cd ~/simplebot
cd firmware/ino/SBSFirmata
ino clean && ino build
ino upload -p /dev/ttyS99

Run the examples

Three simple examples are provided, all written using Node.js to communicate with the PiLeven using Firmata. The examples must be executed from the `~/simplebot` directory so that Node.js can find the necessary libraries.


The SimpleBot Shield includes 4 addressable RGB LEDs using the WS2812B chipset, frequently called "NeoPixels". This example cycles through the LEDs on the shield and blinks different colours:

cd ~/simplebot
node examples/SimpleBotShield/np.js /dev/ttyS99


The ultrasonic distance sensor on the front of the SimpleBot can be used to detect obstacles. This example repeatedly reads the sensor and reports the result in both cm and inches.

cd ~/simplebot
node examples/SimpleBotShield/ping.js /dev/ttyS99


Control the continuous-turn servos using arrow keys on your keyboard to drive the bot around. Once moving, the bot will keep going until you press the space bar to stop it.

cd ~/simplebot
node examples/SimpleBotShield/simplebot.js /dev/ttyS99
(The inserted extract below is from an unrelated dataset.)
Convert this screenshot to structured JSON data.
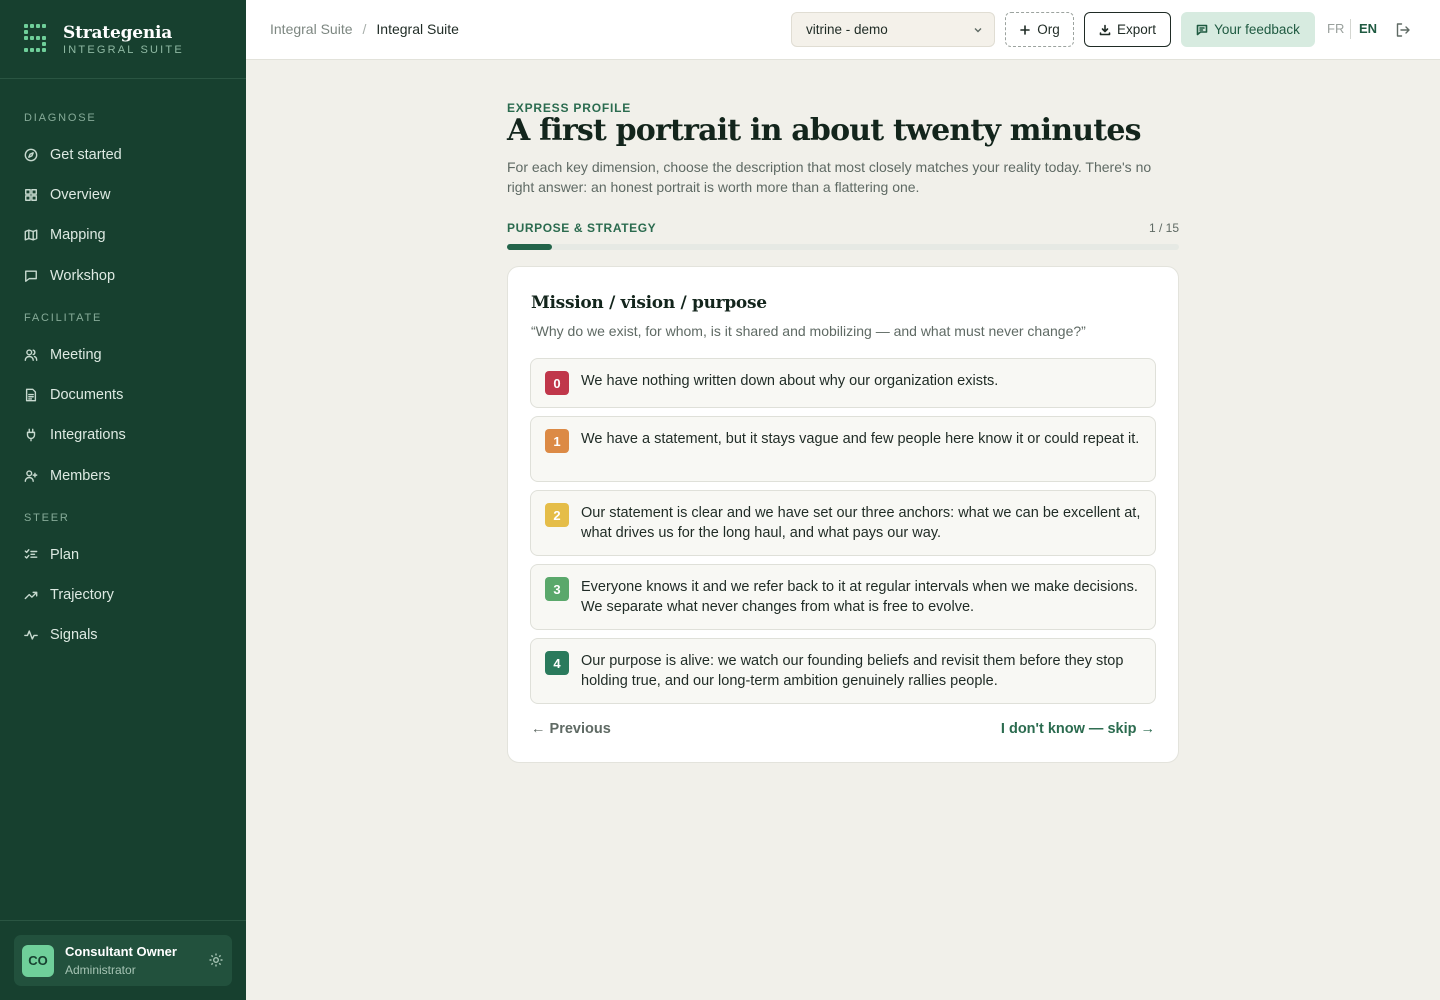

If you notice that your bot doesn't sit still, but instead creeps slowly on one or both sides, that's a result of the position potentiometers in the servos not being properly tuned. It's possible to disassemble the servo and tune the pots, but you can also compensate in software.

Open the `simplebot.js` source file and look for variables that set the left and right wheel zero positions at lines 9 and 10. The theoretical centre value is 90, but you may need to change it to a value between 87 and 93. In very unusual worst case scenarios it may need to be adjusted as far as 80 or 100.

Back to SimpleBot Assembly Overview